You are to retype all of the data exactly as it appears.
═════ DATA FOR REVIEW ═════
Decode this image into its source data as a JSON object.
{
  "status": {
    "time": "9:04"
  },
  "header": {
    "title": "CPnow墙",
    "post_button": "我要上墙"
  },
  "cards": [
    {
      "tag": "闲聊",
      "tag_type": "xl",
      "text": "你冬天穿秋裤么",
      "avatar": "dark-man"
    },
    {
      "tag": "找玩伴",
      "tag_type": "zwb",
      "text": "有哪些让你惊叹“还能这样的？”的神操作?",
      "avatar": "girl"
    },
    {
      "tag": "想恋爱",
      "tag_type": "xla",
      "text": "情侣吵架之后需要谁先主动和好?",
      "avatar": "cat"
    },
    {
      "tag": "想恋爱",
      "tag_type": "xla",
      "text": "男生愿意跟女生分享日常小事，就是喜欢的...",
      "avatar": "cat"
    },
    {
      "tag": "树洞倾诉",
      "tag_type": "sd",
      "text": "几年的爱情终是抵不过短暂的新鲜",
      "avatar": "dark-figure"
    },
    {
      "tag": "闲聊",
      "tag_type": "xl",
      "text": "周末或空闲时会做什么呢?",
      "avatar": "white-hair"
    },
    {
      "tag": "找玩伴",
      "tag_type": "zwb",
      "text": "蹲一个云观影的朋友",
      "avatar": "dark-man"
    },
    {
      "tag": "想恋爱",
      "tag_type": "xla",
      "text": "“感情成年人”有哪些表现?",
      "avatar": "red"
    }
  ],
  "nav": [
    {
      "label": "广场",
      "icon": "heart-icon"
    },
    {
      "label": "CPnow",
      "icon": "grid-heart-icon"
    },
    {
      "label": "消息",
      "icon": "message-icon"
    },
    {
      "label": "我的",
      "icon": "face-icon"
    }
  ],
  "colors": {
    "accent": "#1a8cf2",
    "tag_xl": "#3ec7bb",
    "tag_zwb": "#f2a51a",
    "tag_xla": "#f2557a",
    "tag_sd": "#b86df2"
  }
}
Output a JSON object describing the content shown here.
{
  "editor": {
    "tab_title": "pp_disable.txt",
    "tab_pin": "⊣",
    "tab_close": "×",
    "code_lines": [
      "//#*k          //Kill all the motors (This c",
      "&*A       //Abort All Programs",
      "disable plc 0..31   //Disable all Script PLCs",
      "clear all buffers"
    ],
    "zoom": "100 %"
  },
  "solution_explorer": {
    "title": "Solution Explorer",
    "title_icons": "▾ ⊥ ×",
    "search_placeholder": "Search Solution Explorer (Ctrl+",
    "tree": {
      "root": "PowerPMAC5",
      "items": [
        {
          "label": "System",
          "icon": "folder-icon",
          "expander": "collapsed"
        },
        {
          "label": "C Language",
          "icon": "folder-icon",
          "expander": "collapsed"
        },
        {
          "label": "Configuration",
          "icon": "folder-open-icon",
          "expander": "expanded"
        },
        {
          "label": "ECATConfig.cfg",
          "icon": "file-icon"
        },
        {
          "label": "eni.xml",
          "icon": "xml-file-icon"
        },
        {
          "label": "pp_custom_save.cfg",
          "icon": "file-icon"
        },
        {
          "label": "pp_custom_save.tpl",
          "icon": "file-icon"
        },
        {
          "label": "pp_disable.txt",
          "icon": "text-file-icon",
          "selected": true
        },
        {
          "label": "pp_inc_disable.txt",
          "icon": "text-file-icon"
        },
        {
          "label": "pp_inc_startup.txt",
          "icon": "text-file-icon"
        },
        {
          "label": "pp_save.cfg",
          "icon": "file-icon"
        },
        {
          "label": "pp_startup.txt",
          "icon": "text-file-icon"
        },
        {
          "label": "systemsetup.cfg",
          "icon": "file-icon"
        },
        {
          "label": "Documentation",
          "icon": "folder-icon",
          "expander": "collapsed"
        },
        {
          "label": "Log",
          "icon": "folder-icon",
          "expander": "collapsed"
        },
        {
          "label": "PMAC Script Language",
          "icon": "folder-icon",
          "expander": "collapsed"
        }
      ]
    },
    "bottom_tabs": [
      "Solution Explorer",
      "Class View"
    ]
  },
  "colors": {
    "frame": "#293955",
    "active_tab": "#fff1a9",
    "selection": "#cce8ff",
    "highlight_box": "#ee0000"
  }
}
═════
» OUTPUT OF THE EXERCISE
Decode this image into its source data as a JSON object.
{
  "status": {
    "time": "9:04"
  },
  "header": {
    "title": "CPnow墙",
    "post_button": "我要上墙"
  },
  "cards": [
    {
      "tag": "闲聊",
      "tag_type": "xl",
      "text": "你冬天穿秋裤么",
      "avatar": "dark-man"
    },
    {
      "tag": "找玩伴",
      "tag_type": "zwb",
      "text": "有哪些让你惊叹“还能这样的？”的神操作?",
      "avatar": "girl"
    },
    {
      "tag": "想恋爱",
      "tag_type": "xla",
      "text": "情侣吵架之后需要谁先主动和好?",
      "avatar": "cat"
    },
    {
      "tag": "想恋爱",
      "tag_type": "xla",
      "text": "男生愿意跟女生分享日常小事，就是喜欢的...",
      "avatar": "cat"
    },
    {
      "tag": "树洞倾诉",
      "tag_type": "sd",
      "text": "几年的爱情终是抵不过短暂的新鲜",
      "avatar": "dark-figure"
    },
    {
      "tag": "闲聊",
      "tag_type": "xl",
      "text": "周末或空闲时会做什么呢?",
      "avatar": "white-hair"
    },
    {
      "tag": "找玩伴",
      "tag_type": "zwb",
      "text": "蹲一个云观影的朋友",
      "avatar": "dark-man"
    },
    {
      "tag": "想恋爱",
      "tag_type": "xla",
      "text": "“感情成年人”有哪些表现?",
      "avatar": "red"
    }
  ],
  "nav": [
    {
      "label": "广场",
      "icon": "heart-icon"
    },
    {
      "label": "CPnow",
      "icon": "grid-heart-icon"
    },
    {
      "label": "消息",
      "icon": "message-icon"
    },
    {
      "label": "我的",
      "icon": "face-icon"
    }
  ],
  "colors": {
    "accent": "#1a8cf2",
    "tag_xl": "#3ec7bb",
    "tag_zwb": "#f2a51a",
    "tag_xla": "#f2557a",
    "tag_sd": "#b86df2"
  }
}
Output a JSON object describing the content shown here.
{
  "editor": {
    "tab_title": "pp_disable.txt",
    "tab_pin": "⊣",
    "tab_close": "×",
    "code_lines": [
      "//#*k          //Kill all the motors (This c",
      "&*A       //Abort All Programs",
      "disable plc 0..31   //Disable all Script PLCs",
      "clear all buffers"
    ],
    "zoom": "100 %"
  },
  "solution_explorer": {
    "title": "Solution Explorer",
    "title_icons": "▾ ⊥ ×",
    "search_placeholder": "Search Solution Explorer (Ctrl+",
    "tree": {
      "root": "PowerPMAC5",
      "items": [
        {
          "label": "System",
          "icon": "folder-icon",
          "expander": "collapsed"
        },
        {
          "label": "C Language",
          "icon": "folder-icon",
          "expander": "collapsed"
        },
        {
          "label": "Configuration",
          "icon": "folder-open-icon",
          "expander": "expanded"
        },
        {
          "label": "ECATConfig.cfg",
          "icon": "file-icon"
        },
        {
          "label": "eni.xml",
          "icon": "xml-file-icon"
        },
        {
          "label": "pp_custom_save.cfg",
          "icon": "file-icon"
        },
        {
          "label": "pp_custom_save.tpl",
          "icon": "file-icon"
        },
        {
          "label": "pp_disable.txt",
          "icon": "text-file-icon",
          "selected": true
        },
        {
          "label": "pp_inc_disable.txt",
          "icon": "text-file-icon"
        },
        {
          "label": "pp_inc_startup.txt",
          "icon": "text-file-icon"
        },
        {
          "label": "pp_save.cfg",
          "icon": "file-icon"
        },
        {
          "label": "pp_startup.txt",
          "icon": "text-file-icon"
        },
        {
          "label": "systemsetup.cfg",
          "icon": "file-icon"
        },
        {
          "label": "Documentation",
          "icon": "folder-icon",
          "expander": "collapsed"
        },
        {
          "label": "Log",
          "icon": "folder-icon",
          "expander": "collapsed"
        },
        {
          "label": "PMAC Script Language",
          "icon": "folder-icon",
          "expander": "collapsed"
        }
      ]
    },
    "bottom_tabs": [
      "Solution Explorer",
      "Class View"
    ]
  },
  "colors": {
    "frame": "#293955",
    "active_tab": "#fff1a9",
    "selection": "#cce8ff",
    "highlight_box": "#ee0000"
  }
}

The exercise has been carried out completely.